Many millennial living in urban areas, view space as a luxury, with a majority of them residing in single-bedroom apartments. The case is worse for the major cities the likes of New York, London, and Hong Kong among other. Luckily, designers and architecture have noted this predicament and are coming up with different solutions. Initially, we covered a groundbreaking interior design in Hong Kong that made it possible for the occupant to have a full American kitchen, a large bathtub, a home cinema, a gym and cat-friendly spaces within a 309 square foot apartment. Now we are feature robotic furniture that morphs into a living room, bedroom and office by just the press of a button.
Fuseproject in collaboration with MIT Media Lab are the designers or the robotic furniture that is dubbed Ori. The modular system transforms a room into what the user desires at that time. The working of the system is plenty simple. Picture a large cabinet that sits on one side of the room. A bed extends from the bottom while the closet space for clothes is at the chest-level. When you press a button, the bed slides underneath and whole bureau shifts across the room, revealing the other side, which is an entertainment center and couch. A similar transformation can reveal a desk or even floor-to-ceiling closets.

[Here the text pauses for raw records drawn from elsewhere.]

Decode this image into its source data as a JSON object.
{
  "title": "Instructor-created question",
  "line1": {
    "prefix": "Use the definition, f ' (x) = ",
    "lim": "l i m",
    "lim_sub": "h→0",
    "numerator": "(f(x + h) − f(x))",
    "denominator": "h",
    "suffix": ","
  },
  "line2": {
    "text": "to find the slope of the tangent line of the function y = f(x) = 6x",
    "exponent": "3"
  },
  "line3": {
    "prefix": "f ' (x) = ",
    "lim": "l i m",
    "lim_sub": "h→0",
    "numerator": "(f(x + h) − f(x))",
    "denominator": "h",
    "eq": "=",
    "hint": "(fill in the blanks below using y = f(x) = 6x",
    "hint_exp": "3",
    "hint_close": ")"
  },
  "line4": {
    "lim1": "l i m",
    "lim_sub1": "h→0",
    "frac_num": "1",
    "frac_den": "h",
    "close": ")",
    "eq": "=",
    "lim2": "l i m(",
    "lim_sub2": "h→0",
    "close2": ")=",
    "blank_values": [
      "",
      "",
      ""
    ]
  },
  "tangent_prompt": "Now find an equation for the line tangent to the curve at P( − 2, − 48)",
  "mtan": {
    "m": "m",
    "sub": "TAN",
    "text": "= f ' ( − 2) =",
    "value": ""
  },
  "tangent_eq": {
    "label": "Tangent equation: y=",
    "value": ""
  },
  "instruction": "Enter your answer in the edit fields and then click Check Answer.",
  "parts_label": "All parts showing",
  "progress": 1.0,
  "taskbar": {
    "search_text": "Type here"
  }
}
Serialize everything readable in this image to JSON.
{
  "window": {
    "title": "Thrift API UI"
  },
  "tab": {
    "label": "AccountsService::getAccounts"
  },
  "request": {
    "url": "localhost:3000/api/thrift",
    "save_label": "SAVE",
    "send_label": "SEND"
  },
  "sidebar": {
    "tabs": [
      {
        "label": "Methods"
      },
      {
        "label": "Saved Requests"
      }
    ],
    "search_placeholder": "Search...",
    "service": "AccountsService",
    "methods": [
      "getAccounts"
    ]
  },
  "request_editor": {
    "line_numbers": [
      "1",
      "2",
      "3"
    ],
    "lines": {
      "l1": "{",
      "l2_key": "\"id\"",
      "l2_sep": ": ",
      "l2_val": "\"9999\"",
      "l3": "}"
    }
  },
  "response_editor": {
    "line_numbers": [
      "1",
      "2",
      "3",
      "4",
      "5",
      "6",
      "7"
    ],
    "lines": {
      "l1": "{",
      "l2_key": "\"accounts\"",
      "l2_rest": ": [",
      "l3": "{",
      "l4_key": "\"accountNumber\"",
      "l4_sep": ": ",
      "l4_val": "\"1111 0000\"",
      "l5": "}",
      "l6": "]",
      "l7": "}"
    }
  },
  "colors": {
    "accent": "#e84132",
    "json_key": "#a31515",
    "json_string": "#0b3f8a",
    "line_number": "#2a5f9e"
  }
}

The idea of robotic furniture was inspired by Japanese origami – the Japanese art of paper folding. MIT Media Lab has been working of micro apartments in cities the likes of New York, San Francisco, Boston, and Seattle. Four students in the Changing Places research group within the organization developed CityHome – an apartment within the footprint of a twin bed.
The only problem with micro homes and even Ori is that it could contribute to problematic patterns of gentrification in cities, resulting in high living cost even in small apartments and even pushing out current resident. Developers at Ori have responded to this by noting that as square footage is by far the biggest cost, much than technology, then it is possible to get the functionality of a much larger apartment for a fraction of the cost.
This video will give you a better insight on how the robotic furniture works.
Featured Image Credit:engadget